** Opening Data supplied block **

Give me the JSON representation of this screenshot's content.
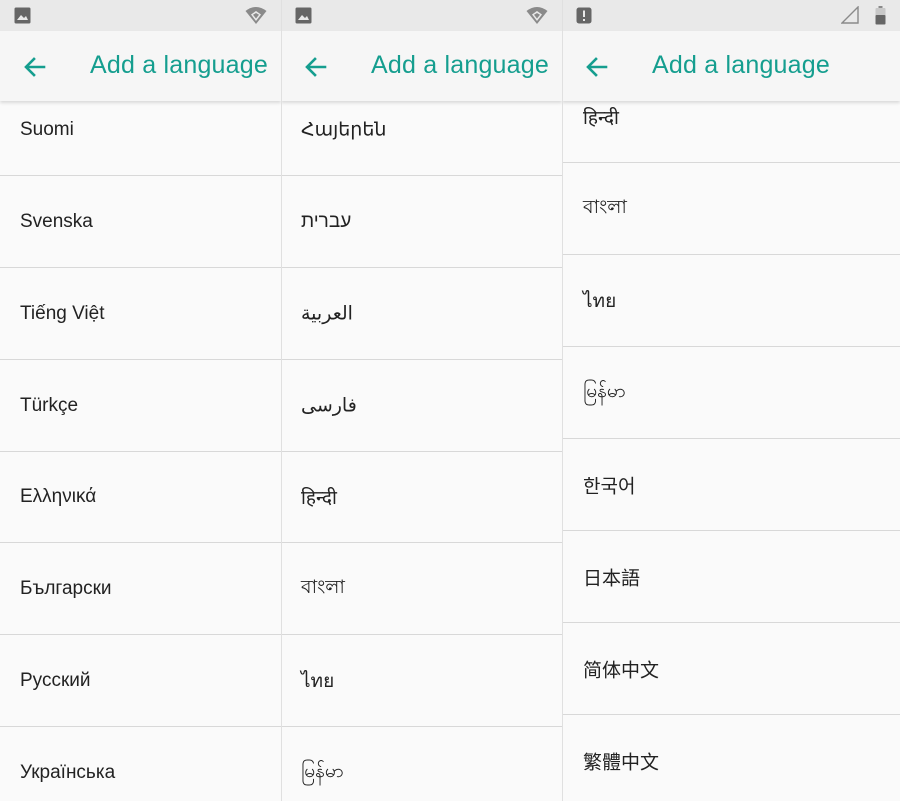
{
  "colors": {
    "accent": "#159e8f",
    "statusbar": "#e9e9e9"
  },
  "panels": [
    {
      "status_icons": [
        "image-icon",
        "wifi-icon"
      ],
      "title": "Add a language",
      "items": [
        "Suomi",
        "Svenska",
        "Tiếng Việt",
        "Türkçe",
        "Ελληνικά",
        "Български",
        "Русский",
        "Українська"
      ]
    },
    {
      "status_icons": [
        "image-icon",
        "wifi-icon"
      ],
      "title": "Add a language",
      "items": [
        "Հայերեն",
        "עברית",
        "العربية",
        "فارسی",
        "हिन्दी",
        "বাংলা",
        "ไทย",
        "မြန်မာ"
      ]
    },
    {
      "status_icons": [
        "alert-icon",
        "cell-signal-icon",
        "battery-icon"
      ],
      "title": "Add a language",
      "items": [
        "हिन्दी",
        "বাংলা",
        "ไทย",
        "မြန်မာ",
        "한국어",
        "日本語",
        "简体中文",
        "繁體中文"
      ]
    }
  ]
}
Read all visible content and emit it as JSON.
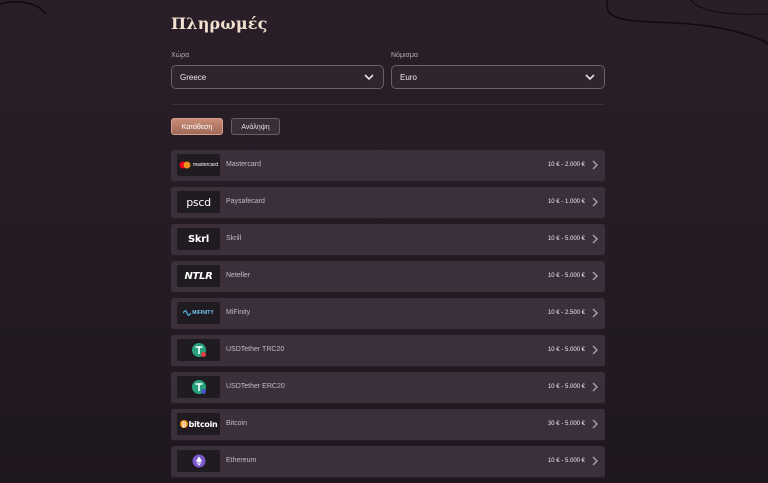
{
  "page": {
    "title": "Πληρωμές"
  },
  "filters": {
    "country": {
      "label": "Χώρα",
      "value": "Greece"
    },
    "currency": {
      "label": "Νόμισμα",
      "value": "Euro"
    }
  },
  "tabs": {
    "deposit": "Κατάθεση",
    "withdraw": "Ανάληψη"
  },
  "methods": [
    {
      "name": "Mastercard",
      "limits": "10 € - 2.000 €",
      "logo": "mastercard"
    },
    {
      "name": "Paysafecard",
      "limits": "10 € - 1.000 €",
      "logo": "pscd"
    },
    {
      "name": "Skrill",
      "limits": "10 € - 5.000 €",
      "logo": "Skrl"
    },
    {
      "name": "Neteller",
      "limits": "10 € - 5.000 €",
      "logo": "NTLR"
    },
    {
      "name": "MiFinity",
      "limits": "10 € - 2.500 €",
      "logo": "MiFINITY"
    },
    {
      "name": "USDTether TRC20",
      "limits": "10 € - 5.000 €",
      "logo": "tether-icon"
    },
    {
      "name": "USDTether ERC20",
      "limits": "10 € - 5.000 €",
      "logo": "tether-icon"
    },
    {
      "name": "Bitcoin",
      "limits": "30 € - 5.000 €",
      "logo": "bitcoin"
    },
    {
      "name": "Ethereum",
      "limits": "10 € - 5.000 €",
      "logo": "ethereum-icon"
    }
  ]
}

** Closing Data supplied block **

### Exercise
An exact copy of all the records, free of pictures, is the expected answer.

### Expected answer
Give me the JSON representation of this screenshot's content.
{
  "colors": {
    "accent": "#159e8f",
    "statusbar": "#e9e9e9"
  },
  "panels": [
    {
      "status_icons": [
        "image-icon",
        "wifi-icon"
      ],
      "title": "Add a language",
      "items": [
        "Suomi",
        "Svenska",
        "Tiếng Việt",
        "Türkçe",
        "Ελληνικά",
        "Български",
        "Русский",
        "Українська"
      ]
    },
    {
      "status_icons": [
        "image-icon",
        "wifi-icon"
      ],
      "title": "Add a language",
      "items": [
        "Հայերեն",
        "עברית",
        "العربية",
        "فارسی",
        "हिन्दी",
        "বাংলা",
        "ไทย",
        "မြန်မာ"
      ]
    },
    {
      "status_icons": [
        "alert-icon",
        "cell-signal-icon",
        "battery-icon"
      ],
      "title": "Add a language",
      "items": [
        "हिन्दी",
        "বাংলা",
        "ไทย",
        "မြန်မာ",
        "한국어",
        "日本語",
        "简体中文",
        "繁體中文"
      ]
    }
  ]
}
Read all visible content and emit it as JSON.
{
  "page": {
    "title": "Πληρωμές"
  },
  "filters": {
    "country": {
      "label": "Χώρα",
      "value": "Greece"
    },
    "currency": {
      "label": "Νόμισμα",
      "value": "Euro"
    }
  },
  "tabs": {
    "deposit": "Κατάθεση",
    "withdraw": "Ανάληψη"
  },
  "methods": [
    {
      "name": "Mastercard",
      "limits": "10 € - 2.000 €",
      "logo": "mastercard"
    },
    {
      "name": "Paysafecard",
      "limits": "10 € - 1.000 €",
      "logo": "pscd"
    },
    {
      "name": "Skrill",
      "limits": "10 € - 5.000 €",
      "logo": "Skrl"
    },
    {
      "name": "Neteller",
      "limits": "10 € - 5.000 €",
      "logo": "NTLR"
    },
    {
      "name": "MiFinity",
      "limits": "10 € - 2.500 €",
      "logo": "MiFINITY"
    },
    {
      "name": "USDTether TRC20",
      "limits": "10 € - 5.000 €",
      "logo": "tether-icon"
    },
    {
      "name": "USDTether ERC20",
      "limits": "10 € - 5.000 €",
      "logo": "tether-icon"
    },
    {
      "name": "Bitcoin",
      "limits": "30 € - 5.000 €",
      "logo": "bitcoin"
    },
    {
      "name": "Ethereum",
      "limits": "10 € - 5.000 €",
      "logo": "ethereum-icon"
    }
  ]
}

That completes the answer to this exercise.